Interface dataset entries
^^^^

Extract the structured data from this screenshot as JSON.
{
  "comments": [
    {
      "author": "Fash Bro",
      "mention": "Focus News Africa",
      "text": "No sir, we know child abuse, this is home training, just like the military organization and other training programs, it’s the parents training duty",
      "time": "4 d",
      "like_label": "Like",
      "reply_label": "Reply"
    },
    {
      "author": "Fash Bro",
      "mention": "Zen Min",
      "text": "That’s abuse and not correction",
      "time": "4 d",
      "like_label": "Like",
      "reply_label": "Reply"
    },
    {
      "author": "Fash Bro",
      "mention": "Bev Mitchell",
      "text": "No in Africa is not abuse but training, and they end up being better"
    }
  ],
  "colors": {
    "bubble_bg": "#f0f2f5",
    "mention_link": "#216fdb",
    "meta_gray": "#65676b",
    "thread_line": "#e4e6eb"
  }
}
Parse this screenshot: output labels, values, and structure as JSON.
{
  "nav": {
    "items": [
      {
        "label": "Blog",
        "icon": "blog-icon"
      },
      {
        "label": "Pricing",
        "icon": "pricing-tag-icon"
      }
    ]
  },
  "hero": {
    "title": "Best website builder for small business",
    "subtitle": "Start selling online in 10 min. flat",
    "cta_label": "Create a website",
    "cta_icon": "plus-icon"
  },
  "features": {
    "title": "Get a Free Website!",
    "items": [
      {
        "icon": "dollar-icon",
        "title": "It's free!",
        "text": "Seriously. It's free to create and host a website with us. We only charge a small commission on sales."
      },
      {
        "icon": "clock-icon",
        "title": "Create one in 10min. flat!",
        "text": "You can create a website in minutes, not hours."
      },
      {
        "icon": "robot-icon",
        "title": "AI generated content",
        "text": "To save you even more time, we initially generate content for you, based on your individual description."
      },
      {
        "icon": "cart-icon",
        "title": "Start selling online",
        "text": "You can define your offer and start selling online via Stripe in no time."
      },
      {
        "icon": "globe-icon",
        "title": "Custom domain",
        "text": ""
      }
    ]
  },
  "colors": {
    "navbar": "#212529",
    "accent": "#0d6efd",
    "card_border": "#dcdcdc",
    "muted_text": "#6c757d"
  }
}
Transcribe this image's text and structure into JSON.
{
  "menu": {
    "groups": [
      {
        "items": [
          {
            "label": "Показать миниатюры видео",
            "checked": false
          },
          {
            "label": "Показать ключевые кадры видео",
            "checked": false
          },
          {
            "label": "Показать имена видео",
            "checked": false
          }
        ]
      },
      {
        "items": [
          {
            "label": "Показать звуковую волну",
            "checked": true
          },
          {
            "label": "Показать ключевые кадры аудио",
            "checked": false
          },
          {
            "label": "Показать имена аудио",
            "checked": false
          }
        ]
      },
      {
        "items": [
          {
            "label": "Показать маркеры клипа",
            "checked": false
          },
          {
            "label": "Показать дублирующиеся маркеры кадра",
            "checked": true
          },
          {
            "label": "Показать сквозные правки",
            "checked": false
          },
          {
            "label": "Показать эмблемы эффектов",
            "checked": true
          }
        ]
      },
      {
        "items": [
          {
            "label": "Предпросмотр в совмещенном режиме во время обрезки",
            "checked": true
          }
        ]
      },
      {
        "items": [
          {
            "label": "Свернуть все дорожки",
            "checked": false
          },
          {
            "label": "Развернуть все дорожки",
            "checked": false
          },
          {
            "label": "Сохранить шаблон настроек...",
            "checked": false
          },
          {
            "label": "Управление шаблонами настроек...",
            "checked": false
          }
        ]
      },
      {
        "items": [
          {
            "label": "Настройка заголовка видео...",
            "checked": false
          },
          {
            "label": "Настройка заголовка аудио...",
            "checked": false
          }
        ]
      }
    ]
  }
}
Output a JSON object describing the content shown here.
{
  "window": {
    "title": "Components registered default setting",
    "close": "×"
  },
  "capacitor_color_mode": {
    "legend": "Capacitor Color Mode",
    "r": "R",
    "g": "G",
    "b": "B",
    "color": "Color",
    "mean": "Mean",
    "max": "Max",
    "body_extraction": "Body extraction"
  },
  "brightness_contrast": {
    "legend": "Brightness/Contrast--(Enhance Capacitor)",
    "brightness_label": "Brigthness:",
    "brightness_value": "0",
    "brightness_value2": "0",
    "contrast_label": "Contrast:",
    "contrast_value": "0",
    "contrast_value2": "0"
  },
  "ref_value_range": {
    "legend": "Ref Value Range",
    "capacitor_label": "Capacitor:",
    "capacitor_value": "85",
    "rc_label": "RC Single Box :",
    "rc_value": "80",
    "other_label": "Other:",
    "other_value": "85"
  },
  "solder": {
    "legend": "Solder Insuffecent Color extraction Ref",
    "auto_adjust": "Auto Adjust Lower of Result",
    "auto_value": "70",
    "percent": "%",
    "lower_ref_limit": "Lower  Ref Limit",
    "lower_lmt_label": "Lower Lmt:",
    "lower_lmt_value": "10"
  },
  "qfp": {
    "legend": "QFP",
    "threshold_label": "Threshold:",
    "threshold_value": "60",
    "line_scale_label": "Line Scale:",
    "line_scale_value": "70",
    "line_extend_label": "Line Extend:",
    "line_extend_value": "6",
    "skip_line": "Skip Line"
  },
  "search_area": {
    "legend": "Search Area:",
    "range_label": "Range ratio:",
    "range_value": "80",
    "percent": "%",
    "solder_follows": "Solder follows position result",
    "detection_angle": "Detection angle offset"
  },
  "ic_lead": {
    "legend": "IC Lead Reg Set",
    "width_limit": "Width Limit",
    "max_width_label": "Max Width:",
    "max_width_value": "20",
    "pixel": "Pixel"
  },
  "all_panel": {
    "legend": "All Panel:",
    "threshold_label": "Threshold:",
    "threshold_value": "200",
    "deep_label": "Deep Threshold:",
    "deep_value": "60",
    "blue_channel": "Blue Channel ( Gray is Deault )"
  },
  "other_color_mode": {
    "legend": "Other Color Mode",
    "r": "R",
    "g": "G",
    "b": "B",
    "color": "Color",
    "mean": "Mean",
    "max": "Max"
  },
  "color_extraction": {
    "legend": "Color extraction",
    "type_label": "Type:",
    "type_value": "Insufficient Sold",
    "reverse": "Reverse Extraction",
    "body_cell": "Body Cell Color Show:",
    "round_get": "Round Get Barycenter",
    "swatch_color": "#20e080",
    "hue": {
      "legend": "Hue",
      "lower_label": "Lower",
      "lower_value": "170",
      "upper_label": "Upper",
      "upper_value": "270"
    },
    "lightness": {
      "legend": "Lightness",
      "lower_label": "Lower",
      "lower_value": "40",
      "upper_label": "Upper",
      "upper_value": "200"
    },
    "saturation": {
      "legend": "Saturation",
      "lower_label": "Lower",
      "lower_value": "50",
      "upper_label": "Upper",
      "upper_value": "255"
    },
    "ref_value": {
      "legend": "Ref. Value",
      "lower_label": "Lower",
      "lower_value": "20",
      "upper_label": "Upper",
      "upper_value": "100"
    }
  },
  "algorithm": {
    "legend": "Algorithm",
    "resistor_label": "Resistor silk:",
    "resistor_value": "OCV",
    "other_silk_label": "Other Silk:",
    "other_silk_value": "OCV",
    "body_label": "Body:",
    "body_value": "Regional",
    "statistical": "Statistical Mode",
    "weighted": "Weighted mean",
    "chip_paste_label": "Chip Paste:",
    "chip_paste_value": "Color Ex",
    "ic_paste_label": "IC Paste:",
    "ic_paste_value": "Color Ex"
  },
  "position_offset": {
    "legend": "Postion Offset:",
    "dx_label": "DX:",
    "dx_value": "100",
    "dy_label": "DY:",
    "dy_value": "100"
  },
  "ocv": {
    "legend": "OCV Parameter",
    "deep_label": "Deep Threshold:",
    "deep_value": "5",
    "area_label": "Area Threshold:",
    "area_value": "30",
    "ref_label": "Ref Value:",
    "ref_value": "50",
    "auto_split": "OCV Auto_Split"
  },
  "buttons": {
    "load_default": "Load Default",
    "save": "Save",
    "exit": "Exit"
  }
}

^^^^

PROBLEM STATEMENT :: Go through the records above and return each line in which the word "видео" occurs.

RESPONSE FOR THIS EXERCISE ::
            "label": "Показать миниатюры видео",
            "label": "Показать ключевые кадры видео",
            "label": "Показать имена видео",
            "label": "Настройка заголовка видео...",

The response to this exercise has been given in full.